  • By observing the polarization of light from the sky. Vikings used birefringent crystals of Iceland Spar to navigate across the Atlantic Ocean by this method at about the same time. Iceland Spar is found in China as well as in Iceland and some other places. Insects such as bees can respond to sky polarization and use it to find their way home. Whether the Chinese used it is hypothetical, but it is certainly possible.
  • By observing light that had been refracted by the earth's atmosphere. This is one of the techniques that were used by Polynesian navigators to steer ships among Pacific islands. When the surface of the earth, ocean or ground, is colder than the air above it, a dense layer of air is formed near the surface which refracts light downward. The result is that light can go around the curvature of the earth, allowing things to be seen at much greater distances than simple geometry would predict. The images are very distorted, but they can be recognized by skilled navigators.

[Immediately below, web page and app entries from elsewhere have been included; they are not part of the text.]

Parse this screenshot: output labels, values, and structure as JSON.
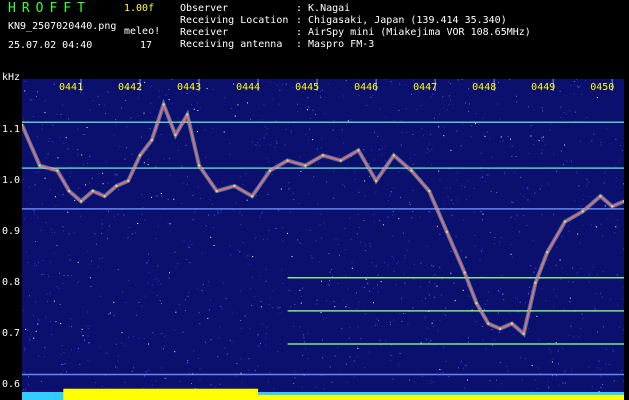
{
  "header": {
    "logo": "HROFFT",
    "version": "1.00f",
    "filename": "KN9_2507020440.png",
    "datetime": "25.07.02 04:40",
    "mode_label": "meleo!",
    "mode_value": "17",
    "meta": [
      {
        "label": "Observer",
        "value": ": K.Nagai"
      },
      {
        "label": "Receiving Location",
        "value": ": Chigasaki, Japan (139.414 35.340)"
      },
      {
        "label": "Receiver",
        "value": ": AirSpy mini (Miakejima VOR 108.65MHz)"
      },
      {
        "label": "Receiving antenna",
        "value": ": Maspro FM-3"
      }
    ]
  },
  "colors": {
    "logo": "#33ff33",
    "version": "#ffff33",
    "info": "#ffffff",
    "background": "#0b0f6e",
    "bright_band": "#ffff00",
    "cyan_band": "#33ccff",
    "trace": "#ff6666"
  },
  "chart_data": {
    "type": "heatmap",
    "ylabel": "kHz",
    "y_ticks": [
      "1.1",
      "1.0",
      "0.9",
      "0.8",
      "0.7",
      "0.6"
    ],
    "y_tick_values": [
      1.1,
      1.0,
      0.9,
      0.8,
      0.7,
      0.6
    ],
    "ylim": [
      0.57,
      1.2
    ],
    "x_ticks": [
      "0441",
      "0442",
      "0443",
      "0444",
      "0445",
      "0446",
      "0447",
      "0448",
      "0449",
      "0450"
    ],
    "x_tick_values": [
      1,
      2,
      3,
      4,
      5,
      6,
      7,
      8,
      9,
      10
    ],
    "xlim": [
      0,
      10.2
    ],
    "horizontal_lines": [
      {
        "y": 1.115,
        "x_start": 0,
        "x_end": 10.2,
        "color": "#66ddcc"
      },
      {
        "y": 1.025,
        "x_start": 0,
        "x_end": 10.2,
        "color": "#66ddcc"
      },
      {
        "y": 0.945,
        "x_start": 0,
        "x_end": 10.2,
        "color": "#6699ff"
      },
      {
        "y": 0.81,
        "x_start": 4.5,
        "x_end": 10.2,
        "color": "#88ff88"
      },
      {
        "y": 0.745,
        "x_start": 4.5,
        "x_end": 10.2,
        "color": "#88ff88"
      },
      {
        "y": 0.68,
        "x_start": 4.5,
        "x_end": 10.2,
        "color": "#88ff88"
      },
      {
        "y": 0.62,
        "x_start": 0,
        "x_end": 10.2,
        "color": "#6699ff"
      }
    ],
    "doppler_trace": {
      "x": [
        0,
        0.3,
        0.6,
        0.8,
        1.0,
        1.2,
        1.4,
        1.6,
        1.8,
        2.0,
        2.2,
        2.4,
        2.6,
        2.8,
        3.0,
        3.3,
        3.6,
        3.9,
        4.2,
        4.5,
        4.8,
        5.1,
        5.4,
        5.7,
        6.0,
        6.3,
        6.6,
        6.9,
        7.2,
        7.5,
        7.7,
        7.9,
        8.1,
        8.3,
        8.5,
        8.7,
        8.9,
        9.2,
        9.5,
        9.8,
        10.0,
        10.2
      ],
      "y": [
        1.11,
        1.03,
        1.02,
        0.98,
        0.96,
        0.98,
        0.97,
        0.99,
        1.0,
        1.05,
        1.08,
        1.15,
        1.09,
        1.13,
        1.03,
        0.98,
        0.99,
        0.97,
        1.02,
        1.04,
        1.03,
        1.05,
        1.04,
        1.06,
        1.0,
        1.05,
        1.02,
        0.98,
        0.9,
        0.82,
        0.76,
        0.72,
        0.71,
        0.72,
        0.7,
        0.8,
        0.86,
        0.92,
        0.94,
        0.97,
        0.95,
        0.96
      ]
    },
    "bottom_band": {
      "segments": [
        {
          "x_start": 0.7,
          "x_end": 4.0,
          "level": 1.0
        },
        {
          "x_start": 4.0,
          "x_end": 10.2,
          "level": 0.45
        }
      ]
    }
  }
}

Certain other Polynesian techniques can also be used on land, and may have been employed by the Chinese.

Unlike mechanisms that rely on the rotation of road wheels, most of these methods can be used at sea. This may account for the mention (see "Earliest sources", above) that a marine version of the south-pointing chariot existed.

These methods can work accurately over long distances, unlike the mechanical designs for the chariot.

Necessity of non-mechanical orientation[edit]

Some non-mechanical method of finding the south must have been used when a mechanical south-pointing chariot was initialized, aiming its pointer to the south at the start of a journey. Any of the methods mentioned above in "Non-mechanical possibilities" could have been used.

If any south-pointing chariot was really used for long-distance navigation, it must have relied (after initialization) on a non-mechanical direction-finding method. It might have been operated non-mechanically by someone riding in it, as outlined above. Alternatively, if it had a mechanical mechanism, it must have been frequently re-initialized non-mechanically to eliminate accumulated errors and uncertainties.

The only chariots that might not have needed non-mechanical methods of finding the south would have been those that were never used for long-distance navigation. If some chariots were used only for amusement or fraud, they could have worked purely mechanically. Even initialization could have been avoided by simply declaring some arbitrary direction to be "south".

Where they can be seen[edit]

While none of the historic south-pointing chariots remain, full sized replicas can be found.

The History Museum in Beijing, China holds a replica based on the mechanism of Yen Su (1027). The National Palace Museum in Taipei, Taiwan holds a replica based on the Lanchester mechanism of 1932.

Referred to as the "southern pointing man", two replicas can also be seen (and physically experimented with) at the Ontario Science Centre in Toronto Canada.

See also[edit]

Notes[edit]

  1. ^ Needham, Volume 4, Part 2, 40.
  2. ^ a b c d Needham, Volume 4, Part 2, 288
  3. ^ Needham, Volume 4, Part 2, 286.
  4. ^ Needham, Volume 4, Part 2, 286–287.
  5. ^ a b Needham, Volume 4, Part 2, 287.
  6. ^ Needham, Volume 4, Part 2, 287–288.
  7. ^ a b Needham, Volume 4, Part 2, 289.
  8. ^ a b c d Needham, Volume 4, Part 2, 291.
  9. ^ Needham, Volume 4, Part 2, 291–292.
  10. ^ a b c d e Needham, Volume 4, Part 2, 292.
  11. ^ a b c Needham, Volume 4, Part 2, 298.

References[edit]

External links[edit]